Dataset excerpts Block Start
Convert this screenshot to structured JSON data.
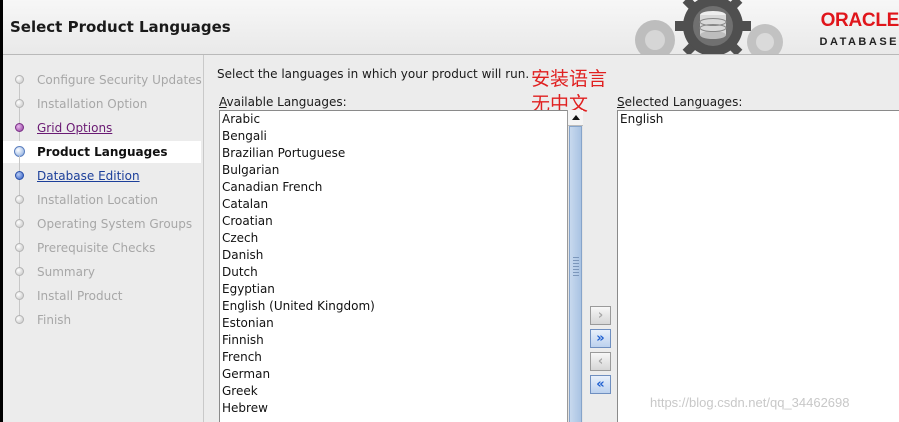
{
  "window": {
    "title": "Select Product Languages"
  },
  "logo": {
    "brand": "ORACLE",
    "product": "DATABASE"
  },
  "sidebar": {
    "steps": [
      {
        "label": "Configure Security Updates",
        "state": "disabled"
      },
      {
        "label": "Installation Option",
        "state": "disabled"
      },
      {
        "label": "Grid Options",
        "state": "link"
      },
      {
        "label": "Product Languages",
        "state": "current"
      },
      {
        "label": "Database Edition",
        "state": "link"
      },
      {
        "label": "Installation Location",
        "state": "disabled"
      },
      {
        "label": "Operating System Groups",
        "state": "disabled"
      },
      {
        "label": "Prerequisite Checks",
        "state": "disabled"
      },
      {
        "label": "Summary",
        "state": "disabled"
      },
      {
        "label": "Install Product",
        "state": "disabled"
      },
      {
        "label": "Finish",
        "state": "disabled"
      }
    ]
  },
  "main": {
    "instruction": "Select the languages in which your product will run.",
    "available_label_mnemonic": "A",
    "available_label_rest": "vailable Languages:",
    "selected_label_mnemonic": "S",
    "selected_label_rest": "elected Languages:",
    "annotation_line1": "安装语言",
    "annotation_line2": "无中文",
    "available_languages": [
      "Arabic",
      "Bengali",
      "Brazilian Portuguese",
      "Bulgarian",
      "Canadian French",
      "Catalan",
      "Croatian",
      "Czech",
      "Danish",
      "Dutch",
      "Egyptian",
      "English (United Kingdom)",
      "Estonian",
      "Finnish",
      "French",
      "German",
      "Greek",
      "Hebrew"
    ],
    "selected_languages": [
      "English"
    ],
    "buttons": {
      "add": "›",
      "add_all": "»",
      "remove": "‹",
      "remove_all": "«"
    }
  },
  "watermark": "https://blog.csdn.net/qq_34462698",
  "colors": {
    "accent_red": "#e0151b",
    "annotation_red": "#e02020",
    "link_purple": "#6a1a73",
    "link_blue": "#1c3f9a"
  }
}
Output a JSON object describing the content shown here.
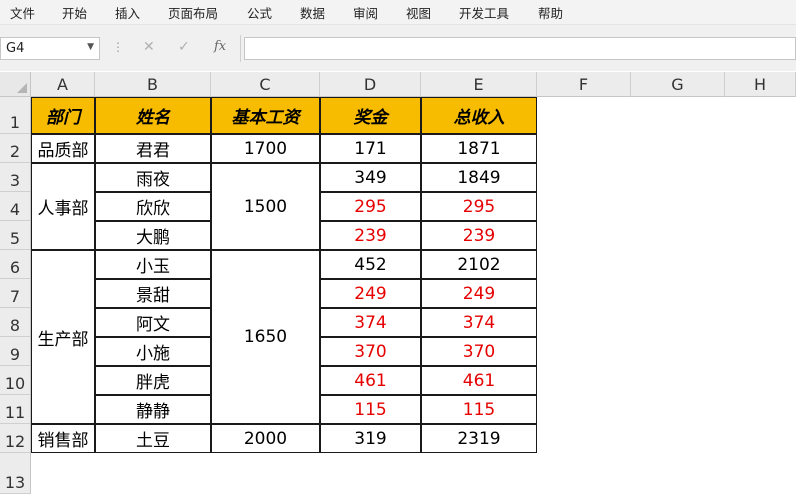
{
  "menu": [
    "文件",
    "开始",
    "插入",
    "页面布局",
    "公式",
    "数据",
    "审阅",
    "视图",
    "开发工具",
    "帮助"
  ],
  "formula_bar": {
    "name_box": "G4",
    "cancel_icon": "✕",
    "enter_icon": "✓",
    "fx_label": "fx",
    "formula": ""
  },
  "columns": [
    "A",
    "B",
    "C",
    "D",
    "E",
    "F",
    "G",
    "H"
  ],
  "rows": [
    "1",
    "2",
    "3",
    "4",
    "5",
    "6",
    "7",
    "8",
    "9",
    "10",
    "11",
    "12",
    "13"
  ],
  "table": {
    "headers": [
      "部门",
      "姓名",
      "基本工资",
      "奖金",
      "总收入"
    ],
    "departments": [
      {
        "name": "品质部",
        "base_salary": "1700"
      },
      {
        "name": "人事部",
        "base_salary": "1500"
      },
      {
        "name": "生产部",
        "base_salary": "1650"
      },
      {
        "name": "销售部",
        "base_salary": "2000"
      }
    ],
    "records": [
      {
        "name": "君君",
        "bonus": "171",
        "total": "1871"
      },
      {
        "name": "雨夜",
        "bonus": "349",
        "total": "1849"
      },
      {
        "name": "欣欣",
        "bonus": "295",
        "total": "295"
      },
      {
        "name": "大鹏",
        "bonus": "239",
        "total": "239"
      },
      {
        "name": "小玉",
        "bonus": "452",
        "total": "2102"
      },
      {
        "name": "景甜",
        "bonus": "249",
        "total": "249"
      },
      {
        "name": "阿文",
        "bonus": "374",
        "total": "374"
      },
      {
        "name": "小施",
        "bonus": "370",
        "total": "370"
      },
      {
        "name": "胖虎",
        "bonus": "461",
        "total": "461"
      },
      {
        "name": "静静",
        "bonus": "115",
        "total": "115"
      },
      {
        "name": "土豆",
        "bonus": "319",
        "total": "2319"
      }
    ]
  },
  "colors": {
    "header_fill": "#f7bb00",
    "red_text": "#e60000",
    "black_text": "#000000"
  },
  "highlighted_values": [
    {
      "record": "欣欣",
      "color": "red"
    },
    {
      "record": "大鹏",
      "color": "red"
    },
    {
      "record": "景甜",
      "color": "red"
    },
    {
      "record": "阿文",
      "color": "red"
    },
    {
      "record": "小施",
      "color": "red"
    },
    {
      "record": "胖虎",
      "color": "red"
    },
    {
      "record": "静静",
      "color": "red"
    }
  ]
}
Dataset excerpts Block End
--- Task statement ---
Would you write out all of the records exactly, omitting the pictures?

--- Task output ---
Convert this screenshot to structured JSON data.
{
  "window": {
    "title": "Select Product Languages"
  },
  "logo": {
    "brand": "ORACLE",
    "product": "DATABASE"
  },
  "sidebar": {
    "steps": [
      {
        "label": "Configure Security Updates",
        "state": "disabled"
      },
      {
        "label": "Installation Option",
        "state": "disabled"
      },
      {
        "label": "Grid Options",
        "state": "link"
      },
      {
        "label": "Product Languages",
        "state": "current"
      },
      {
        "label": "Database Edition",
        "state": "link"
      },
      {
        "label": "Installation Location",
        "state": "disabled"
      },
      {
        "label": "Operating System Groups",
        "state": "disabled"
      },
      {
        "label": "Prerequisite Checks",
        "state": "disabled"
      },
      {
        "label": "Summary",
        "state": "disabled"
      },
      {
        "label": "Install Product",
        "state": "disabled"
      },
      {
        "label": "Finish",
        "state": "disabled"
      }
    ]
  },
  "main": {
    "instruction": "Select the languages in which your product will run.",
    "available_label_mnemonic": "A",
    "available_label_rest": "vailable Languages:",
    "selected_label_mnemonic": "S",
    "selected_label_rest": "elected Languages:",
    "annotation_line1": "安装语言",
    "annotation_line2": "无中文",
    "available_languages": [
      "Arabic",
      "Bengali",
      "Brazilian Portuguese",
      "Bulgarian",
      "Canadian French",
      "Catalan",
      "Croatian",
      "Czech",
      "Danish",
      "Dutch",
      "Egyptian",
      "English (United Kingdom)",
      "Estonian",
      "Finnish",
      "French",
      "German",
      "Greek",
      "Hebrew"
    ],
    "selected_languages": [
      "English"
    ],
    "buttons": {
      "add": "›",
      "add_all": "»",
      "remove": "‹",
      "remove_all": "«"
    }
  },
  "watermark": "https://blog.csdn.net/qq_34462698",
  "colors": {
    "accent_red": "#e0151b",
    "annotation_red": "#e02020",
    "link_purple": "#6a1a73",
    "link_blue": "#1c3f9a"
  }
}
Output a JSON object describing the content shown here.
{
  "menu": [
    "文件",
    "开始",
    "插入",
    "页面布局",
    "公式",
    "数据",
    "审阅",
    "视图",
    "开发工具",
    "帮助"
  ],
  "formula_bar": {
    "name_box": "G4",
    "cancel_icon": "✕",
    "enter_icon": "✓",
    "fx_label": "fx",
    "formula": ""
  },
  "columns": [
    "A",
    "B",
    "C",
    "D",
    "E",
    "F",
    "G",
    "H"
  ],
  "rows": [
    "1",
    "2",
    "3",
    "4",
    "5",
    "6",
    "7",
    "8",
    "9",
    "10",
    "11",
    "12",
    "13"
  ],
  "table": {
    "headers": [
      "部门",
      "姓名",
      "基本工资",
      "奖金",
      "总收入"
    ],
    "departments": [
      {
        "name": "品质部",
        "base_salary": "1700"
      },
      {
        "name": "人事部",
        "base_salary": "1500"
      },
      {
        "name": "生产部",
        "base_salary": "1650"
      },
      {
        "name": "销售部",
        "base_salary": "2000"
      }
    ],
    "records": [
      {
        "name": "君君",
        "bonus": "171",
        "total": "1871"
      },
      {
        "name": "雨夜",
        "bonus": "349",
        "total": "1849"
      },
      {
        "name": "欣欣",
        "bonus": "295",
        "total": "295"
      },
      {
        "name": "大鹏",
        "bonus": "239",
        "total": "239"
      },
      {
        "name": "小玉",
        "bonus": "452",
        "total": "2102"
      },
      {
        "name": "景甜",
        "bonus": "249",
        "total": "249"
      },
      {
        "name": "阿文",
        "bonus": "374",
        "total": "374"
      },
      {
        "name": "小施",
        "bonus": "370",
        "total": "370"
      },
      {
        "name": "胖虎",
        "bonus": "461",
        "total": "461"
      },
      {
        "name": "静静",
        "bonus": "115",
        "total": "115"
      },
      {
        "name": "土豆",
        "bonus": "319",
        "total": "2319"
      }
    ]
  },
  "colors": {
    "header_fill": "#f7bb00",
    "red_text": "#e60000",
    "black_text": "#000000"
  },
  "highlighted_values": [
    {
      "record": "欣欣",
      "color": "red"
    },
    {
      "record": "大鹏",
      "color": "red"
    },
    {
      "record": "景甜",
      "color": "red"
    },
    {
      "record": "阿文",
      "color": "red"
    },
    {
      "record": "小施",
      "color": "red"
    },
    {
      "record": "胖虎",
      "color": "red"
    },
    {
      "record": "静静",
      "color": "red"
    }
  ]
}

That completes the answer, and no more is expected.